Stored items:
━━━━

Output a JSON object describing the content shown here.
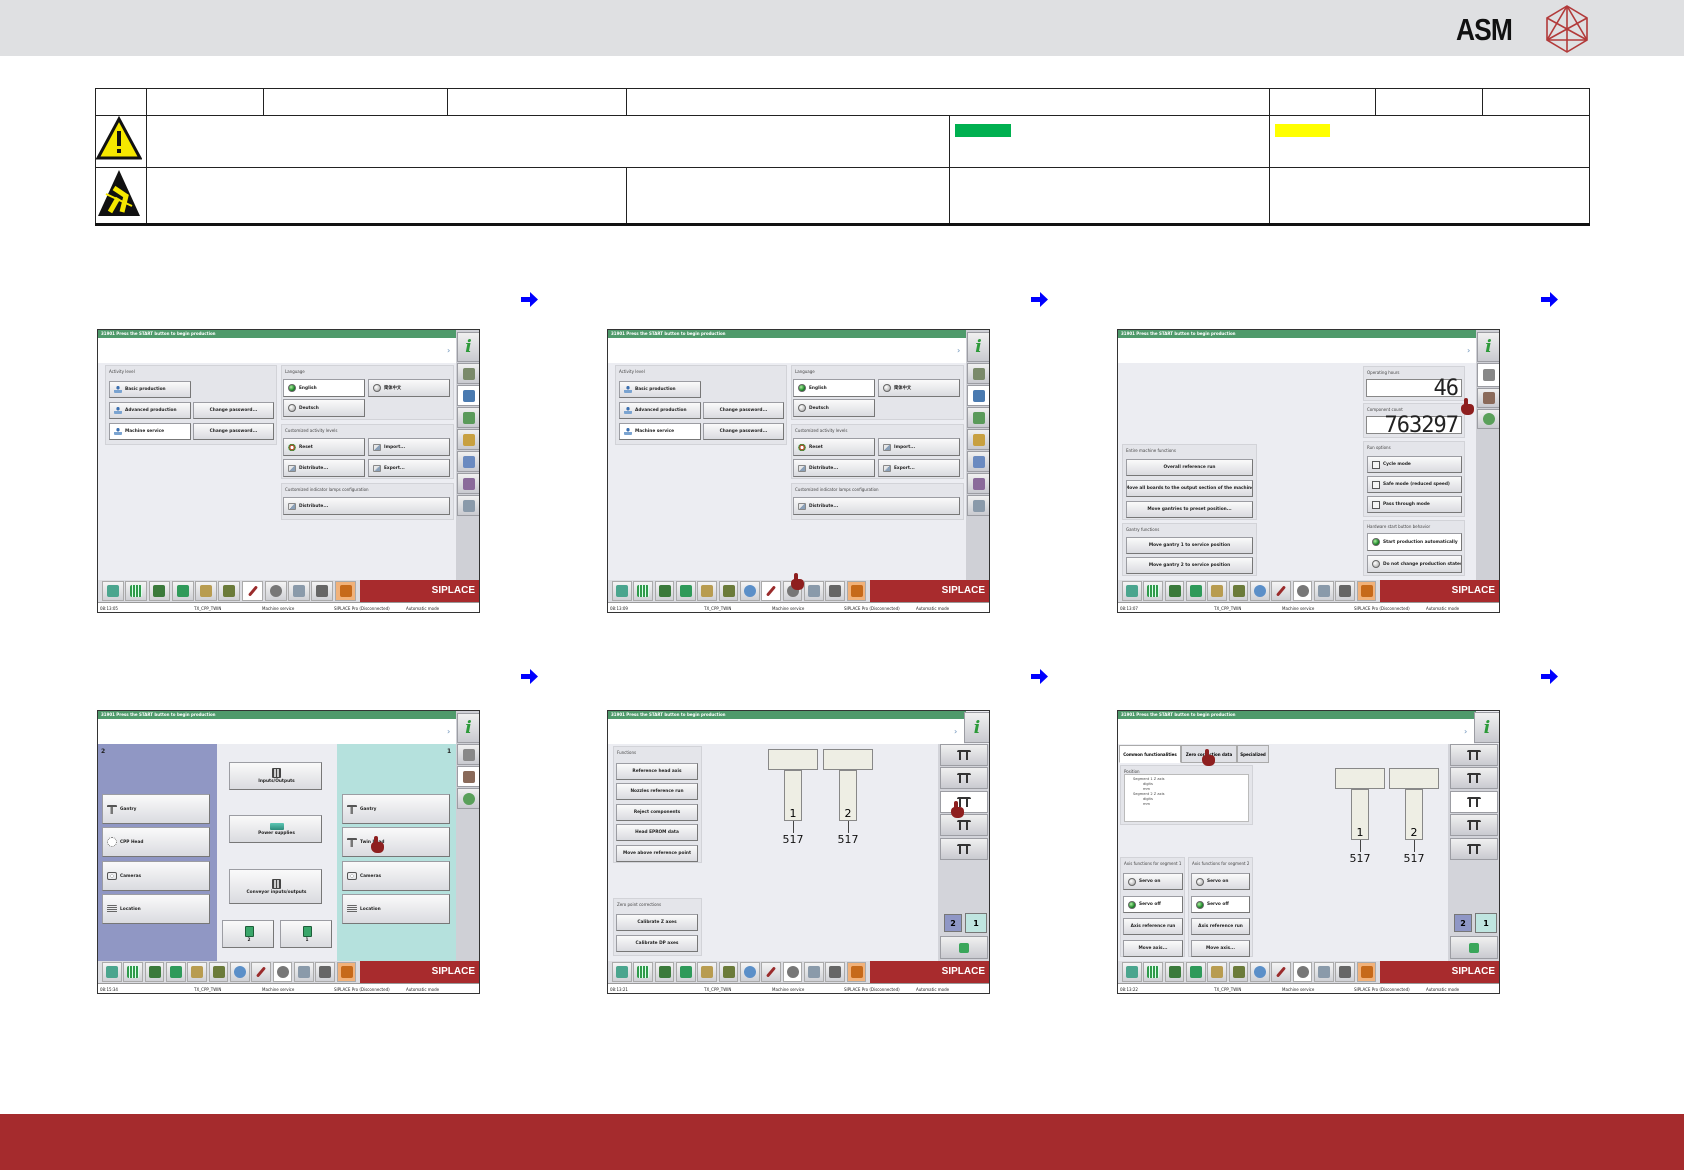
{
  "header": {
    "logo_text": "ASM"
  },
  "colors": {
    "top_band": "#dfe0e2",
    "bottom_band": "#a52b2d",
    "status_green": "#00b050",
    "status_yellow": "#ffff00",
    "arrow": "#0000ff",
    "siplace_red": "#a82b2d"
  },
  "common": {
    "status_message": "31901 Press the START button to begin production",
    "brand": "SIPLACE",
    "line_name": "TX_CPP_TWIN",
    "activity": "Machine service",
    "siplace_pro": "SIPLACE Pro (Disconnected)",
    "mode": "Automatic mode"
  },
  "screens": [
    {
      "clock": "08:13:05",
      "panels": [
        {
          "title": "Activity level",
          "buttons": [
            "Basic production",
            "Advanced production",
            "Change password...",
            "Machine service",
            "Change password..."
          ]
        },
        {
          "title": "Language",
          "buttons": [
            "English",
            "简体中文",
            "Deutsch"
          ]
        },
        {
          "title": "Customized activity levels",
          "buttons": [
            "Reset",
            "Import...",
            "Distribute...",
            "Export..."
          ]
        },
        {
          "title": "Customized indicator lamps configuration",
          "buttons": [
            "Distribute..."
          ]
        }
      ]
    },
    {
      "clock": "08:13:09",
      "panels": [
        {
          "title": "Activity level",
          "buttons": [
            "Basic production",
            "Advanced production",
            "Change password...",
            "Machine service",
            "Change password..."
          ]
        },
        {
          "title": "Language",
          "buttons": [
            "English",
            "简体中文",
            "Deutsch"
          ]
        },
        {
          "title": "Customized activity levels",
          "buttons": [
            "Reset",
            "Import...",
            "Distribute...",
            "Export..."
          ]
        },
        {
          "title": "Customized indicator lamps configuration",
          "buttons": [
            "Distribute..."
          ]
        }
      ]
    },
    {
      "clock": "08:13:07",
      "panels": [
        {
          "title": "Operating hours",
          "value": "46",
          "buttons": []
        },
        {
          "title": "Component count",
          "value": "763297",
          "buttons": []
        },
        {
          "title": "Run options",
          "buttons": [
            "Cycle mode",
            "Safe mode (reduced speed)",
            "Pass through mode"
          ]
        },
        {
          "title": "Hardware start button behavior",
          "buttons": [
            "Start production automatically",
            "Do not change production states"
          ]
        },
        {
          "title": "Entire machine functions",
          "buttons": [
            "Overall reference run",
            "Move all boards to the output section of the machine",
            "Move gantries to preset position..."
          ]
        },
        {
          "title": "Gantry functions",
          "buttons": [
            "Move gantry 1 to service position",
            "Move gantry 2 to service position"
          ]
        }
      ]
    },
    {
      "clock": "08:15:34",
      "regions": [
        {
          "label": "2",
          "buttons": [
            "Gantry",
            "CPP Head",
            "Cameras",
            "Location"
          ]
        },
        {
          "label": "1",
          "buttons": [
            "Gantry",
            "Twin head",
            "Cameras",
            "Location"
          ]
        }
      ],
      "middle_buttons": [
        "Inputs/Outputs",
        "Power supplies",
        "Conveyor inputs/outputs",
        "2",
        "1"
      ]
    },
    {
      "clock": "08:13:21",
      "panels": [
        {
          "title": "Functions",
          "buttons": [
            "Reference head axis",
            "Nozzles reference run",
            "Reject components",
            "Head EPROM data",
            "Move above reference point"
          ]
        },
        {
          "title": "Zero point corrections",
          "buttons": [
            "Calibrate Z axes",
            "Calibrate DP axes"
          ]
        }
      ],
      "heads": [
        {
          "number": "1",
          "value": "517"
        },
        {
          "number": "2",
          "value": "517"
        }
      ],
      "segments": [
        "2",
        "1"
      ]
    },
    {
      "clock": "08:13:22",
      "tabs": [
        "Common functionalities",
        "Zero correction data",
        "Specialized"
      ],
      "position_panel": {
        "title": "Position",
        "tree": [
          "Segment 1 Z axis",
          "digits",
          "mm",
          "Segment 2 Z axis",
          "digits",
          "mm"
        ]
      },
      "panels": [
        {
          "title": "Axis functions for segment 1",
          "buttons": [
            "Servo on",
            "Servo off",
            "Axis reference run",
            "Move axis..."
          ]
        },
        {
          "title": "Axis functions for segment 2",
          "buttons": [
            "Servo on",
            "Servo off",
            "Axis reference run",
            "Move axis..."
          ]
        }
      ],
      "heads": [
        {
          "number": "1",
          "value": "517"
        },
        {
          "number": "2",
          "value": "517"
        }
      ],
      "segments": [
        "2",
        "1"
      ]
    }
  ]
}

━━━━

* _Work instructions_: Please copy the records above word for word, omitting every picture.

* _Reply to the exercise_:
Output a JSON object describing the content shown here.
{
  "header": {
    "logo_text": "ASM"
  },
  "colors": {
    "top_band": "#dfe0e2",
    "bottom_band": "#a52b2d",
    "status_green": "#00b050",
    "status_yellow": "#ffff00",
    "arrow": "#0000ff",
    "siplace_red": "#a82b2d"
  },
  "common": {
    "status_message": "31901 Press the START button to begin production",
    "brand": "SIPLACE",
    "line_name": "TX_CPP_TWIN",
    "activity": "Machine service",
    "siplace_pro": "SIPLACE Pro (Disconnected)",
    "mode": "Automatic mode"
  },
  "screens": [
    {
      "clock": "08:13:05",
      "panels": [
        {
          "title": "Activity level",
          "buttons": [
            "Basic production",
            "Advanced production",
            "Change password...",
            "Machine service",
            "Change password..."
          ]
        },
        {
          "title": "Language",
          "buttons": [
            "English",
            "简体中文",
            "Deutsch"
          ]
        },
        {
          "title": "Customized activity levels",
          "buttons": [
            "Reset",
            "Import...",
            "Distribute...",
            "Export..."
          ]
        },
        {
          "title": "Customized indicator lamps configuration",
          "buttons": [
            "Distribute..."
          ]
        }
      ]
    },
    {
      "clock": "08:13:09",
      "panels": [
        {
          "title": "Activity level",
          "buttons": [
            "Basic production",
            "Advanced production",
            "Change password...",
            "Machine service",
            "Change password..."
          ]
        },
        {
          "title": "Language",
          "buttons": [
            "English",
            "简体中文",
            "Deutsch"
          ]
        },
        {
          "title": "Customized activity levels",
          "buttons": [
            "Reset",
            "Import...",
            "Distribute...",
            "Export..."
          ]
        },
        {
          "title": "Customized indicator lamps configuration",
          "buttons": [
            "Distribute..."
          ]
        }
      ]
    },
    {
      "clock": "08:13:07",
      "panels": [
        {
          "title": "Operating hours",
          "value": "46",
          "buttons": []
        },
        {
          "title": "Component count",
          "value": "763297",
          "buttons": []
        },
        {
          "title": "Run options",
          "buttons": [
            "Cycle mode",
            "Safe mode (reduced speed)",
            "Pass through mode"
          ]
        },
        {
          "title": "Hardware start button behavior",
          "buttons": [
            "Start production automatically",
            "Do not change production states"
          ]
        },
        {
          "title": "Entire machine functions",
          "buttons": [
            "Overall reference run",
            "Move all boards to the output section of the machine",
            "Move gantries to preset position..."
          ]
        },
        {
          "title": "Gantry functions",
          "buttons": [
            "Move gantry 1 to service position",
            "Move gantry 2 to service position"
          ]
        }
      ]
    },
    {
      "clock": "08:15:34",
      "regions": [
        {
          "label": "2",
          "buttons": [
            "Gantry",
            "CPP Head",
            "Cameras",
            "Location"
          ]
        },
        {
          "label": "1",
          "buttons": [
            "Gantry",
            "Twin head",
            "Cameras",
            "Location"
          ]
        }
      ],
      "middle_buttons": [
        "Inputs/Outputs",
        "Power supplies",
        "Conveyor inputs/outputs",
        "2",
        "1"
      ]
    },
    {
      "clock": "08:13:21",
      "panels": [
        {
          "title": "Functions",
          "buttons": [
            "Reference head axis",
            "Nozzles reference run",
            "Reject components",
            "Head EPROM data",
            "Move above reference point"
          ]
        },
        {
          "title": "Zero point corrections",
          "buttons": [
            "Calibrate Z axes",
            "Calibrate DP axes"
          ]
        }
      ],
      "heads": [
        {
          "number": "1",
          "value": "517"
        },
        {
          "number": "2",
          "value": "517"
        }
      ],
      "segments": [
        "2",
        "1"
      ]
    },
    {
      "clock": "08:13:22",
      "tabs": [
        "Common functionalities",
        "Zero correction data",
        "Specialized"
      ],
      "position_panel": {
        "title": "Position",
        "tree": [
          "Segment 1 Z axis",
          "digits",
          "mm",
          "Segment 2 Z axis",
          "digits",
          "mm"
        ]
      },
      "panels": [
        {
          "title": "Axis functions for segment 1",
          "buttons": [
            "Servo on",
            "Servo off",
            "Axis reference run",
            "Move axis..."
          ]
        },
        {
          "title": "Axis functions for segment 2",
          "buttons": [
            "Servo on",
            "Servo off",
            "Axis reference run",
            "Move axis..."
          ]
        }
      ],
      "heads": [
        {
          "number": "1",
          "value": "517"
        },
        {
          "number": "2",
          "value": "517"
        }
      ],
      "segments": [
        "2",
        "1"
      ]
    }
  ]
}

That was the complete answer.